Over the 20-year span that I had the privilege of knowing Dr. Tebbetts, he always exhibited a high level of technical expertise and attention to detail in everything he did. It didn't matter if it was fly tying, rod building, wildlife photography, or cosmetic surgery, attention to detail and precision of technique was always at the forefront. However, that did not mean that one should make the task more complex than what was needed or necessary.
John was obsessed with efficiency, and it was evident in both his professional and personal life. One of John's more groundbreaking contributions to his surgery practice was the implementation of what he called "time and motion studies". At one point he mounted a dozen or so cameras in his surgery room to document EVERY move that he and his staff made during a surgical procedure. Everything from instrument placement to order of procedure, to the placement of personnel around the table was then analyzed for modified for optimal efficiency of process. The end goal of this study was to make the procedure so perfectly organized by eliminating all wasted movement that the time the patient spent under anesthesia was cut down significantly, thereby decreasing overall risk to the patient.
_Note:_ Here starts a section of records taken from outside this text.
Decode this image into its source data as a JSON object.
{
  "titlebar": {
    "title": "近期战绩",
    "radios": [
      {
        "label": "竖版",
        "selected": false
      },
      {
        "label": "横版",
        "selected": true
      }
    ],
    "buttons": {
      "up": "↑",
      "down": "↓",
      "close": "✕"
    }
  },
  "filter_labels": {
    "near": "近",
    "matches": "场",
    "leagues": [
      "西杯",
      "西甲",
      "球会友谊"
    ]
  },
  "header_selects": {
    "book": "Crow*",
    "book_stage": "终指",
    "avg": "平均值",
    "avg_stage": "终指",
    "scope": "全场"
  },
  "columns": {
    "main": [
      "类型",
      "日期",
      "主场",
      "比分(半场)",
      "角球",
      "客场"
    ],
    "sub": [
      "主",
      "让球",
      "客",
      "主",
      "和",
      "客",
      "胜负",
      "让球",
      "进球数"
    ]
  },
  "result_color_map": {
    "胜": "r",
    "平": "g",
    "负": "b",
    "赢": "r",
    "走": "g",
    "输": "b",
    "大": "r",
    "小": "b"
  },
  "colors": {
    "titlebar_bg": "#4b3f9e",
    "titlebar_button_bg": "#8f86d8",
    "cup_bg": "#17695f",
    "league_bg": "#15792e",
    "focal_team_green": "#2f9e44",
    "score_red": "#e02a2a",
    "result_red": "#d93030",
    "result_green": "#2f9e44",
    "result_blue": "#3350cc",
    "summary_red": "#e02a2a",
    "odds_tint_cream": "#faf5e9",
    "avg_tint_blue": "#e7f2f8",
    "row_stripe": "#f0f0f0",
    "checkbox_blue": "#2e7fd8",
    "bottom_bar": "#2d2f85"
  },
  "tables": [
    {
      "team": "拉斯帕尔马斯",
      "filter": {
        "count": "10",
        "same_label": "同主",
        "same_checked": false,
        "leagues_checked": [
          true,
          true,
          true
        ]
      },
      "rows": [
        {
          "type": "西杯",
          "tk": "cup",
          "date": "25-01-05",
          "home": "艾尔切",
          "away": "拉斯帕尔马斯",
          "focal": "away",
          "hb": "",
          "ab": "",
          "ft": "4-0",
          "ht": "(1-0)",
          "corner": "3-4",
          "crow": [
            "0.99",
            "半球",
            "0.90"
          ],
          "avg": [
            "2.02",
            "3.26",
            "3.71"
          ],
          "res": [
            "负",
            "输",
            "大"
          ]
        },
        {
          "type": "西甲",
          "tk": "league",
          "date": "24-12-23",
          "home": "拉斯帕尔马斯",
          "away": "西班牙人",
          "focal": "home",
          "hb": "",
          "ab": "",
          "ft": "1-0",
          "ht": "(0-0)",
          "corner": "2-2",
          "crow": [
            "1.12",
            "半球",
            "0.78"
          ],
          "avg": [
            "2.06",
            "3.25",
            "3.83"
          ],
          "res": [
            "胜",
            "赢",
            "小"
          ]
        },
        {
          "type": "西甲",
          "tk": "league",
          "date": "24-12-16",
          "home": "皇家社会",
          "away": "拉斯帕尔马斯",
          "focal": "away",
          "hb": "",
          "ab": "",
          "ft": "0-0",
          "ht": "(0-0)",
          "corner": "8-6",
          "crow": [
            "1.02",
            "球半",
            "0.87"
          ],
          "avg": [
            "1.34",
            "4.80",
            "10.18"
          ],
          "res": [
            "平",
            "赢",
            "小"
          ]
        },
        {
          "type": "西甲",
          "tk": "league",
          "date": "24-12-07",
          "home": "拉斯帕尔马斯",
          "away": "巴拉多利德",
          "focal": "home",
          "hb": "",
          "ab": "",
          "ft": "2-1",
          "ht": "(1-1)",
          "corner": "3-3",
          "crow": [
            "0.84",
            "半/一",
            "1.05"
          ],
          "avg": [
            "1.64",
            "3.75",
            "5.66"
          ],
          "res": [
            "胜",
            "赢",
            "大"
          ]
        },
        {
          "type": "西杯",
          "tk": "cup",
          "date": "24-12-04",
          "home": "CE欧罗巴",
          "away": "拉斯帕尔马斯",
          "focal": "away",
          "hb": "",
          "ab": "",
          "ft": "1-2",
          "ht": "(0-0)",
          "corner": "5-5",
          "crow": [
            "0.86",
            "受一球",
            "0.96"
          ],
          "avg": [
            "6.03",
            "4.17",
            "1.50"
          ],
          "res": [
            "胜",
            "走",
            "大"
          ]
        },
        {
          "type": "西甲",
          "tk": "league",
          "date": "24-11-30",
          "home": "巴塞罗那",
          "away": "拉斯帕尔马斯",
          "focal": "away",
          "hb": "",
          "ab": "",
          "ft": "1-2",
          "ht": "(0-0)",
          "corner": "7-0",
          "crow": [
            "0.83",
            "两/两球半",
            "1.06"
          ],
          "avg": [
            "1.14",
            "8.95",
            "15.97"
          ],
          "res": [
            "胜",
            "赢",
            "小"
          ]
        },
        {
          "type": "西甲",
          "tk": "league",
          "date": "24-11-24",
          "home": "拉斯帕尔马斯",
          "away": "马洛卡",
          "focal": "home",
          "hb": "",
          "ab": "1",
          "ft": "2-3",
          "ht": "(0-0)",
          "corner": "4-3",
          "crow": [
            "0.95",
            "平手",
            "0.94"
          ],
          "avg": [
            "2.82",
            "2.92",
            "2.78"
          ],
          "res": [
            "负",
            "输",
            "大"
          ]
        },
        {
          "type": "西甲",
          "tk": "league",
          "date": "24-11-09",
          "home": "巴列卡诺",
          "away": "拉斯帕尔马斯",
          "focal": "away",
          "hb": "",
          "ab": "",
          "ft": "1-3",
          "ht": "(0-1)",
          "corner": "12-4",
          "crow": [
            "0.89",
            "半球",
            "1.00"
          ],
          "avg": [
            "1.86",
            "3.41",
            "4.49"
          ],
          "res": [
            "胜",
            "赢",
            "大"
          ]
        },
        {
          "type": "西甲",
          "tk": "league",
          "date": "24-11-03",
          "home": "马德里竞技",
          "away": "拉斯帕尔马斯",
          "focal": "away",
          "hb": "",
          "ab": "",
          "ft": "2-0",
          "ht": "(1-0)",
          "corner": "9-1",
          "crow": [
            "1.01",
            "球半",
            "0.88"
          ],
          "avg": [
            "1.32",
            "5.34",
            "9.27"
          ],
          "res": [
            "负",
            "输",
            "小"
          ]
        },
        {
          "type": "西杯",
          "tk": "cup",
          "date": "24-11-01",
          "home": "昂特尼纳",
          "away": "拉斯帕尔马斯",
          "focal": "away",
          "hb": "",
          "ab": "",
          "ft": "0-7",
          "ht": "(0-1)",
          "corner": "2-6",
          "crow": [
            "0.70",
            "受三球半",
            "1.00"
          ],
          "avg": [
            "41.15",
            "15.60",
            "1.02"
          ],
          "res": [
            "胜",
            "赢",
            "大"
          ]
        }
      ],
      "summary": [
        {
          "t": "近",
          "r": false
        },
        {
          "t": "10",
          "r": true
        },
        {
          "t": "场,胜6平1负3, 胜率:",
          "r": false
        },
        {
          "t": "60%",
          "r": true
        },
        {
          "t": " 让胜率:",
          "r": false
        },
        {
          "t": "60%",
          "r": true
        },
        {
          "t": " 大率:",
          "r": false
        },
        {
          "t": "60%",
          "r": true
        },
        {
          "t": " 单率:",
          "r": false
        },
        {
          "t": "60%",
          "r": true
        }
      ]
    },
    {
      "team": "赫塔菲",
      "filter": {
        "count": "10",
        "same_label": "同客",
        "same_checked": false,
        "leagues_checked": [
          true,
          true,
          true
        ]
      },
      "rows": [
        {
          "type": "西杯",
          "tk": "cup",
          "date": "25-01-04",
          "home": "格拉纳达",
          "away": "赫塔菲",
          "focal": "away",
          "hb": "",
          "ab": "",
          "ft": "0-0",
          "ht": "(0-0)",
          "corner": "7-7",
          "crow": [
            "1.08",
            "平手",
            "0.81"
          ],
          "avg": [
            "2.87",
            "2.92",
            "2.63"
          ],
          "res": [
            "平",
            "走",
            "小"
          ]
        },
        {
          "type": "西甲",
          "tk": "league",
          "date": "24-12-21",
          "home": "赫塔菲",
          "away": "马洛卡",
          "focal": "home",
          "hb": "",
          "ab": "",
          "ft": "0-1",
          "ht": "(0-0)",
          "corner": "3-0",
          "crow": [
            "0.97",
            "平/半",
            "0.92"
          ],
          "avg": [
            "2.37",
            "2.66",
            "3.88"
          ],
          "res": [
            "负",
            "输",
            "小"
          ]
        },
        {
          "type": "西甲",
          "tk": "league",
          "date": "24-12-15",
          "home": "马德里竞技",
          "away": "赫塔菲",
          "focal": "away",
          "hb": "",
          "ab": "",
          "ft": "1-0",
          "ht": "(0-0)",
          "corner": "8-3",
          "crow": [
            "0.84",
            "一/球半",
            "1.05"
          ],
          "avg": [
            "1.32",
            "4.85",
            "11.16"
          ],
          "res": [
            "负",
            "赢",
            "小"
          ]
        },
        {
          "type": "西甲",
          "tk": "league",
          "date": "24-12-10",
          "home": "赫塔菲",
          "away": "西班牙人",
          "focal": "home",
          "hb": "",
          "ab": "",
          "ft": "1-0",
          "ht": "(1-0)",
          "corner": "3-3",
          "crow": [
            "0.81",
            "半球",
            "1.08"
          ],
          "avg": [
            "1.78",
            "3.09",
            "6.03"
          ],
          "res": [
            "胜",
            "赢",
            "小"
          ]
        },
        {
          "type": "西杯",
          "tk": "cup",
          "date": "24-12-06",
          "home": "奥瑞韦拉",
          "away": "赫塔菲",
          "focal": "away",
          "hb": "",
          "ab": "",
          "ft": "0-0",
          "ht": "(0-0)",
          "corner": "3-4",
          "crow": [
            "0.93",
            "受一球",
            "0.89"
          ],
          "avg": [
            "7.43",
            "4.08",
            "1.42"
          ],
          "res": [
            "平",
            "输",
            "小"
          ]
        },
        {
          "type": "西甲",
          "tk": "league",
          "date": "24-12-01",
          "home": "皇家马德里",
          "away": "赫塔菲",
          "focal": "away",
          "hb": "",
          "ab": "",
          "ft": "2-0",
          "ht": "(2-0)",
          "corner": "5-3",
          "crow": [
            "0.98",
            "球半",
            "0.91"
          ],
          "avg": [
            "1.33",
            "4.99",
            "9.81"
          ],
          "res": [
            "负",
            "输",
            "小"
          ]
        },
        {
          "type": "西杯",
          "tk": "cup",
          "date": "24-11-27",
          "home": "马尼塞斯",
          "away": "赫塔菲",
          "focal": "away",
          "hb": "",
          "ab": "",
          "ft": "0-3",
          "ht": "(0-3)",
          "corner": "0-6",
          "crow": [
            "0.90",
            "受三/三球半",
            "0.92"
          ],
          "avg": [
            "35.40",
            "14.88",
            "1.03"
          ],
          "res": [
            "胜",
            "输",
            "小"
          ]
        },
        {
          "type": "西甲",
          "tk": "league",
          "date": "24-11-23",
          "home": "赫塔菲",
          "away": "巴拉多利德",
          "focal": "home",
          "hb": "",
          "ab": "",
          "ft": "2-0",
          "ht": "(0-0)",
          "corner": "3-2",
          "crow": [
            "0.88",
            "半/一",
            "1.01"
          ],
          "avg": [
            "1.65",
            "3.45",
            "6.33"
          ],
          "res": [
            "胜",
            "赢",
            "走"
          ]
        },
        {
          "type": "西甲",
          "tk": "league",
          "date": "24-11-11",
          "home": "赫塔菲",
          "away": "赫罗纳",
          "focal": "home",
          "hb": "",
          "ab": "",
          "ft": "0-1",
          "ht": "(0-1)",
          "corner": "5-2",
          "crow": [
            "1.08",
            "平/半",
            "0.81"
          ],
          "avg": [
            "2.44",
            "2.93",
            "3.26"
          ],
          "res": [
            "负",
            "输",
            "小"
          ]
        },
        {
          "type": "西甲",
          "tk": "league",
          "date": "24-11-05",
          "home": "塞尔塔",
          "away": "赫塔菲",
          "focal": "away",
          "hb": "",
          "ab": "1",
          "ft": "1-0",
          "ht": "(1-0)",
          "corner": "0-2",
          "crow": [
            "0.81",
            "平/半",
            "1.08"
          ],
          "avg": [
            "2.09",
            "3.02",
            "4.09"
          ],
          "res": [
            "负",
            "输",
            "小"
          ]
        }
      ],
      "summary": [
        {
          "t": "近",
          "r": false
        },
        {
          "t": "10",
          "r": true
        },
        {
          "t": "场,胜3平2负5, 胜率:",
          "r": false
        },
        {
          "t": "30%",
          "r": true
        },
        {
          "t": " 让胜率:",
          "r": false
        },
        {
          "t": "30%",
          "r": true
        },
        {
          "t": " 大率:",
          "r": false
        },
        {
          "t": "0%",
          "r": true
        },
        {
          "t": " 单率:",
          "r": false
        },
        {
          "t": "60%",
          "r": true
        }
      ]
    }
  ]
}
His thinking was no different in his fly-tying and rod building, and both the Orange Doctor and Yellow Doctor are perfect examples of that....simple, beautiful patterns that can be tied quickly with a minimum of materials that are wildly effective on the water. Both of these patterns exhibit John's unique Krystal Flash head, and would be a great pattern for a beginning saltwater tyer to learn the basics of Keys style tarpon flies.
Next week we'll wrap up the Doctor Series with a personal favorite of mine. In the meantime, hope you all are staying safe and healthy,